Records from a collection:
★ ★ ★

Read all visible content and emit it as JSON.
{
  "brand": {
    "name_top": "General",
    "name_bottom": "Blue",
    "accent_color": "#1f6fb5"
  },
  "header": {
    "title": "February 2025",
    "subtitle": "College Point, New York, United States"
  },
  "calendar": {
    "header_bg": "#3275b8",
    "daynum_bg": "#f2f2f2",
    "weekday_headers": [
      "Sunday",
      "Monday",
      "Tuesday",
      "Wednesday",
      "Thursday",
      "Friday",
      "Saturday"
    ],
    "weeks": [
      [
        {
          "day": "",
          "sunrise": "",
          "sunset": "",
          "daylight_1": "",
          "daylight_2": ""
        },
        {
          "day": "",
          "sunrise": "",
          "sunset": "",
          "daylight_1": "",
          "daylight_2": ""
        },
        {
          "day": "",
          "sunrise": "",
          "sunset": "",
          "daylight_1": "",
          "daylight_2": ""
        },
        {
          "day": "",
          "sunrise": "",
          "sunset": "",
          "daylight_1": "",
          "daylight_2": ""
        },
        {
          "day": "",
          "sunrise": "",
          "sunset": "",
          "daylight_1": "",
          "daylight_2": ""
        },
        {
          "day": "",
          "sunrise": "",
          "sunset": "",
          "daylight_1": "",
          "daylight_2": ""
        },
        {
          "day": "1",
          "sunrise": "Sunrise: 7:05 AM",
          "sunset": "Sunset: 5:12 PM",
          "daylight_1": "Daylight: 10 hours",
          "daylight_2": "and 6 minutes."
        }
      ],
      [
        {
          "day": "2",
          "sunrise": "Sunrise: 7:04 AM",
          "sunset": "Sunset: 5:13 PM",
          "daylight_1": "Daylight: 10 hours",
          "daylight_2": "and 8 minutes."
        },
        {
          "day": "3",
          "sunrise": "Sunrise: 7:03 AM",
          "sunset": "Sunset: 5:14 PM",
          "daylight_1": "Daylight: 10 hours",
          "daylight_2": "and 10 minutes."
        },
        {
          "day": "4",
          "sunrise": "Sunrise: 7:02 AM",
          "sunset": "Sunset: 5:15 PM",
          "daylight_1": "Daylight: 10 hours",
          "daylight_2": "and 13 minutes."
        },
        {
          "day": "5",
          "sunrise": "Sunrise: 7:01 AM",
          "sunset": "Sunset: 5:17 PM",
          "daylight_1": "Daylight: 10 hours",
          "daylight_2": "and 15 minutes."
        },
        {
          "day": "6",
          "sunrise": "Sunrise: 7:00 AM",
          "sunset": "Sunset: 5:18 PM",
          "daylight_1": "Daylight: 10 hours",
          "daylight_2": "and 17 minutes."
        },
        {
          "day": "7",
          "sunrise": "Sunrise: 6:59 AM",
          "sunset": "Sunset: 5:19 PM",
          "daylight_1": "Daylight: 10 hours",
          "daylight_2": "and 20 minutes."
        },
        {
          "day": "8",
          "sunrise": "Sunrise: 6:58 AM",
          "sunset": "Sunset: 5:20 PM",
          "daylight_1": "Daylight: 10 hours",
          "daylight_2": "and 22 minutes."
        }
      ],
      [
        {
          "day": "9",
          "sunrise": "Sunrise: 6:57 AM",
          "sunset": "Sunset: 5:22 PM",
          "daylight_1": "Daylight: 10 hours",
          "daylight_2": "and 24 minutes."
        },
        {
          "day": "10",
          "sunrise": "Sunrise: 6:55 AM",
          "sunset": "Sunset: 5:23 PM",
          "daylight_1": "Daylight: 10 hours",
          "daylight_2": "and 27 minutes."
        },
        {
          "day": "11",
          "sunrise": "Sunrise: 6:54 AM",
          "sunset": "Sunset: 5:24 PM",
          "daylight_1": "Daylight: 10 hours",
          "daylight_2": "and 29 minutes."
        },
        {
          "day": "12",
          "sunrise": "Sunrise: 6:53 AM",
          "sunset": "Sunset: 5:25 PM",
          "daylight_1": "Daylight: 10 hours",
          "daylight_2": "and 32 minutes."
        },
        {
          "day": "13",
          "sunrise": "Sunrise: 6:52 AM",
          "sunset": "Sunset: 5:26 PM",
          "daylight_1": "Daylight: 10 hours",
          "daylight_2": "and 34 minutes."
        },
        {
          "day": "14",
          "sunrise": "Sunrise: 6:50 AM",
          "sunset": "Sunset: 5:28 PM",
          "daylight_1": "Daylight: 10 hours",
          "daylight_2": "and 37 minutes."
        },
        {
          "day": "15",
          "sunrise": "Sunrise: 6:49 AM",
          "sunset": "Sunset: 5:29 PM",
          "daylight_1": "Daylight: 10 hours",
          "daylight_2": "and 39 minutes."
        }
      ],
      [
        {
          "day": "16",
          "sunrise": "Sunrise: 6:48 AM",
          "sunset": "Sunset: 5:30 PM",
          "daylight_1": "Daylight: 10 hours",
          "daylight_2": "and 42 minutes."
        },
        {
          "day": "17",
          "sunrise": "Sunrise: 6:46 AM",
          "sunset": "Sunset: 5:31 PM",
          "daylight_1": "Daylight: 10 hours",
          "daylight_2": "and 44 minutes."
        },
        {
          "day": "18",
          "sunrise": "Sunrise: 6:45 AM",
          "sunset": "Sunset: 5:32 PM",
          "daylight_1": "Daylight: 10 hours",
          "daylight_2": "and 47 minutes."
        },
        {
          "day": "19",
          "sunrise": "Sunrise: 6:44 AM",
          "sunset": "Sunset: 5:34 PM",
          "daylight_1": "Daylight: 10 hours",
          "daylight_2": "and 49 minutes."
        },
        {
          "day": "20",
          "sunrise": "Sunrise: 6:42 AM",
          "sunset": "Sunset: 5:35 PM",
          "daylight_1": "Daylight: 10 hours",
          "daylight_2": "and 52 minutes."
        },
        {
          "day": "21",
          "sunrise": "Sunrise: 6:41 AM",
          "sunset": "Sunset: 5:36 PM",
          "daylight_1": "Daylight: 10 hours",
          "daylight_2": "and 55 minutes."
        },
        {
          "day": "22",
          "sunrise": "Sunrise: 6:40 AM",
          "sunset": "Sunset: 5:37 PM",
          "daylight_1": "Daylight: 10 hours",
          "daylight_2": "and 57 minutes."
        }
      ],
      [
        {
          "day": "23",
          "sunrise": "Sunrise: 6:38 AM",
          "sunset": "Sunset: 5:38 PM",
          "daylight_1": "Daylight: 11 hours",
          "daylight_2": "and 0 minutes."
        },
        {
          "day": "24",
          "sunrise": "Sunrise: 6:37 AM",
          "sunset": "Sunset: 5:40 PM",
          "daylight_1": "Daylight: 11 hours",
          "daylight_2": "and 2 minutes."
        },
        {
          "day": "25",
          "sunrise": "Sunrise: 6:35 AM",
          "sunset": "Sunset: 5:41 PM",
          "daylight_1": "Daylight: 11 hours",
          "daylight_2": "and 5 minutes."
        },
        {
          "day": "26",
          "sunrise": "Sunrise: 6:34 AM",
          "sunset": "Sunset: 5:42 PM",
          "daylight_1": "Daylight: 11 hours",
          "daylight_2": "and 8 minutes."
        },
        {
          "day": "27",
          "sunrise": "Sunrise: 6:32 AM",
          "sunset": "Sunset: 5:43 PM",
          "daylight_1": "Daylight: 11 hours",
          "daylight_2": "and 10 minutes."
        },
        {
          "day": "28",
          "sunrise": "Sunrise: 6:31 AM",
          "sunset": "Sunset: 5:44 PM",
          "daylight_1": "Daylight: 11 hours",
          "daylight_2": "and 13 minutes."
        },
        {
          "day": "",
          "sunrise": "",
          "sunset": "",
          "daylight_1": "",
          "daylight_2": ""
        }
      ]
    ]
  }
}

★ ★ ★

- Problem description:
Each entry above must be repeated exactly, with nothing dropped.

- Result for this task:
Read all visible content and emit it as JSON.
{
  "brand": {
    "name_top": "General",
    "name_bottom": "Blue",
    "accent_color": "#1f6fb5"
  },
  "header": {
    "title": "February 2025",
    "subtitle": "College Point, New York, United States"
  },
  "calendar": {
    "header_bg": "#3275b8",
    "daynum_bg": "#f2f2f2",
    "weekday_headers": [
      "Sunday",
      "Monday",
      "Tuesday",
      "Wednesday",
      "Thursday",
      "Friday",
      "Saturday"
    ],
    "weeks": [
      [
        {
          "day": "",
          "sunrise": "",
          "sunset": "",
          "daylight_1": "",
          "daylight_2": ""
        },
        {
          "day": "",
          "sunrise": "",
          "sunset": "",
          "daylight_1": "",
          "daylight_2": ""
        },
        {
          "day": "",
          "sunrise": "",
          "sunset": "",
          "daylight_1": "",
          "daylight_2": ""
        },
        {
          "day": "",
          "sunrise": "",
          "sunset": "",
          "daylight_1": "",
          "daylight_2": ""
        },
        {
          "day": "",
          "sunrise": "",
          "sunset": "",
          "daylight_1": "",
          "daylight_2": ""
        },
        {
          "day": "",
          "sunrise": "",
          "sunset": "",
          "daylight_1": "",
          "daylight_2": ""
        },
        {
          "day": "1",
          "sunrise": "Sunrise: 7:05 AM",
          "sunset": "Sunset: 5:12 PM",
          "daylight_1": "Daylight: 10 hours",
          "daylight_2": "and 6 minutes."
        }
      ],
      [
        {
          "day": "2",
          "sunrise": "Sunrise: 7:04 AM",
          "sunset": "Sunset: 5:13 PM",
          "daylight_1": "Daylight: 10 hours",
          "daylight_2": "and 8 minutes."
        },
        {
          "day": "3",
          "sunrise": "Sunrise: 7:03 AM",
          "sunset": "Sunset: 5:14 PM",
          "daylight_1": "Daylight: 10 hours",
          "daylight_2": "and 10 minutes."
        },
        {
          "day": "4",
          "sunrise": "Sunrise: 7:02 AM",
          "sunset": "Sunset: 5:15 PM",
          "daylight_1": "Daylight: 10 hours",
          "daylight_2": "and 13 minutes."
        },
        {
          "day": "5",
          "sunrise": "Sunrise: 7:01 AM",
          "sunset": "Sunset: 5:17 PM",
          "daylight_1": "Daylight: 10 hours",
          "daylight_2": "and 15 minutes."
        },
        {
          "day": "6",
          "sunrise": "Sunrise: 7:00 AM",
          "sunset": "Sunset: 5:18 PM",
          "daylight_1": "Daylight: 10 hours",
          "daylight_2": "and 17 minutes."
        },
        {
          "day": "7",
          "sunrise": "Sunrise: 6:59 AM",
          "sunset": "Sunset: 5:19 PM",
          "daylight_1": "Daylight: 10 hours",
          "daylight_2": "and 20 minutes."
        },
        {
          "day": "8",
          "sunrise": "Sunrise: 6:58 AM",
          "sunset": "Sunset: 5:20 PM",
          "daylight_1": "Daylight: 10 hours",
          "daylight_2": "and 22 minutes."
        }
      ],
      [
        {
          "day": "9",
          "sunrise": "Sunrise: 6:57 AM",
          "sunset": "Sunset: 5:22 PM",
          "daylight_1": "Daylight: 10 hours",
          "daylight_2": "and 24 minutes."
        },
        {
          "day": "10",
          "sunrise": "Sunrise: 6:55 AM",
          "sunset": "Sunset: 5:23 PM",
          "daylight_1": "Daylight: 10 hours",
          "daylight_2": "and 27 minutes."
        },
        {
          "day": "11",
          "sunrise": "Sunrise: 6:54 AM",
          "sunset": "Sunset: 5:24 PM",
          "daylight_1": "Daylight: 10 hours",
          "daylight_2": "and 29 minutes."
        },
        {
          "day": "12",
          "sunrise": "Sunrise: 6:53 AM",
          "sunset": "Sunset: 5:25 PM",
          "daylight_1": "Daylight: 10 hours",
          "daylight_2": "and 32 minutes."
        },
        {
          "day": "13",
          "sunrise": "Sunrise: 6:52 AM",
          "sunset": "Sunset: 5:26 PM",
          "daylight_1": "Daylight: 10 hours",
          "daylight_2": "and 34 minutes."
        },
        {
          "day": "14",
          "sunrise": "Sunrise: 6:50 AM",
          "sunset": "Sunset: 5:28 PM",
          "daylight_1": "Daylight: 10 hours",
          "daylight_2": "and 37 minutes."
        },
        {
          "day": "15",
          "sunrise": "Sunrise: 6:49 AM",
          "sunset": "Sunset: 5:29 PM",
          "daylight_1": "Daylight: 10 hours",
          "daylight_2": "and 39 minutes."
        }
      ],
      [
        {
          "day": "16",
          "sunrise": "Sunrise: 6:48 AM",
          "sunset": "Sunset: 5:30 PM",
          "daylight_1": "Daylight: 10 hours",
          "daylight_2": "and 42 minutes."
        },
        {
          "day": "17",
          "sunrise": "Sunrise: 6:46 AM",
          "sunset": "Sunset: 5:31 PM",
          "daylight_1": "Daylight: 10 hours",
          "daylight_2": "and 44 minutes."
        },
        {
          "day": "18",
          "sunrise": "Sunrise: 6:45 AM",
          "sunset": "Sunset: 5:32 PM",
          "daylight_1": "Daylight: 10 hours",
          "daylight_2": "and 47 minutes."
        },
        {
          "day": "19",
          "sunrise": "Sunrise: 6:44 AM",
          "sunset": "Sunset: 5:34 PM",
          "daylight_1": "Daylight: 10 hours",
          "daylight_2": "and 49 minutes."
        },
        {
          "day": "20",
          "sunrise": "Sunrise: 6:42 AM",
          "sunset": "Sunset: 5:35 PM",
          "daylight_1": "Daylight: 10 hours",
          "daylight_2": "and 52 minutes."
        },
        {
          "day": "21",
          "sunrise": "Sunrise: 6:41 AM",
          "sunset": "Sunset: 5:36 PM",
          "daylight_1": "Daylight: 10 hours",
          "daylight_2": "and 55 minutes."
        },
        {
          "day": "22",
          "sunrise": "Sunrise: 6:40 AM",
          "sunset": "Sunset: 5:37 PM",
          "daylight_1": "Daylight: 10 hours",
          "daylight_2": "and 57 minutes."
        }
      ],
      [
        {
          "day": "23",
          "sunrise": "Sunrise: 6:38 AM",
          "sunset": "Sunset: 5:38 PM",
          "daylight_1": "Daylight: 11 hours",
          "daylight_2": "and 0 minutes."
        },
        {
          "day": "24",
          "sunrise": "Sunrise: 6:37 AM",
          "sunset": "Sunset: 5:40 PM",
          "daylight_1": "Daylight: 11 hours",
          "daylight_2": "and 2 minutes."
        },
        {
          "day": "25",
          "sunrise": "Sunrise: 6:35 AM",
          "sunset": "Sunset: 5:41 PM",
          "daylight_1": "Daylight: 11 hours",
          "daylight_2": "and 5 minutes."
        },
        {
          "day": "26",
          "sunrise": "Sunrise: 6:34 AM",
          "sunset": "Sunset: 5:42 PM",
          "daylight_1": "Daylight: 11 hours",
          "daylight_2": "and 8 minutes."
        },
        {
          "day": "27",
          "sunrise": "Sunrise: 6:32 AM",
          "sunset": "Sunset: 5:43 PM",
          "daylight_1": "Daylight: 11 hours",
          "daylight_2": "and 10 minutes."
        },
        {
          "day": "28",
          "sunrise": "Sunrise: 6:31 AM",
          "sunset": "Sunset: 5:44 PM",
          "daylight_1": "Daylight: 11 hours",
          "daylight_2": "and 13 minutes."
        },
        {
          "day": "",
          "sunrise": "",
          "sunset": "",
          "daylight_1": "",
          "daylight_2": ""
        }
      ]
    ]
  }
}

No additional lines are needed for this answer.